Fabricius, Baron

, known to the public by his letters relating to Charles XII. of Sweden, during his residence in the Ottoman empire, was sprung from a good family in Germany. His father was president of Zell for George I. as elector of Hanover, and he had a brother who held a considerable office in that prince’s service. The baron, of whom we are speaking, as soon as he had finished his studies, went into Holstein, and was early taken into the service of that court, where his talents were much admired. He was sent from thence, by the duke administrator, in a public character, to his Swedish majesty, while he continue at Bender. He was then in the flower of his youth, had a good person, pleasing address, great accomplishments, and no vanity. He soon stood very high in the good graces of that prince; accompanied him in his exercises, was frequently at his table, and spent hours alone with him in his closet. He it was that gave him a turn for reading; and it was out of his hand that monarch snatched the book, when he tore from it the 8th satire of Boileau, in which Alexander the Great is represented as a madman. He had but one enemy in the court, viz. general Daldorff, who was made prisoner by the Tartars, when they stormed the king’s camp at Bender. Fabricius took pains to find him out, released him, and supplied him with money; which so entirely vanquished the general, that he afterwards became a warm friend.

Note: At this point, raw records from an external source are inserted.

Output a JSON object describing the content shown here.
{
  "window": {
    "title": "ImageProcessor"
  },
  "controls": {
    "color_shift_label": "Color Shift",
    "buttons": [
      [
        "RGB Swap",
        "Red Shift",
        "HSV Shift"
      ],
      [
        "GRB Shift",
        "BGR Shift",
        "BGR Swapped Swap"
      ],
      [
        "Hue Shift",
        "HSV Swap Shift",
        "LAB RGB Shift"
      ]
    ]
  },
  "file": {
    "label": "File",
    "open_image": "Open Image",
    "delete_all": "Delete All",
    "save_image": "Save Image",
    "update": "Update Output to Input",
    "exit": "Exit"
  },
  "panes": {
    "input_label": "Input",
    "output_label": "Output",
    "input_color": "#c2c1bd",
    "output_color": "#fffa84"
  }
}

This amiable man was likewise in favour with king Stanislaus, and with our own monarch George I. whom he accompanied in his last journey to Hanover, and who may be said to have died in his arms. "A translation of his genuine letters in English, containing the best accounts relating to the Northern Hero during his residence in Turkey, was published in one volume 8vo, Lond. 1761. 2


Letters as above.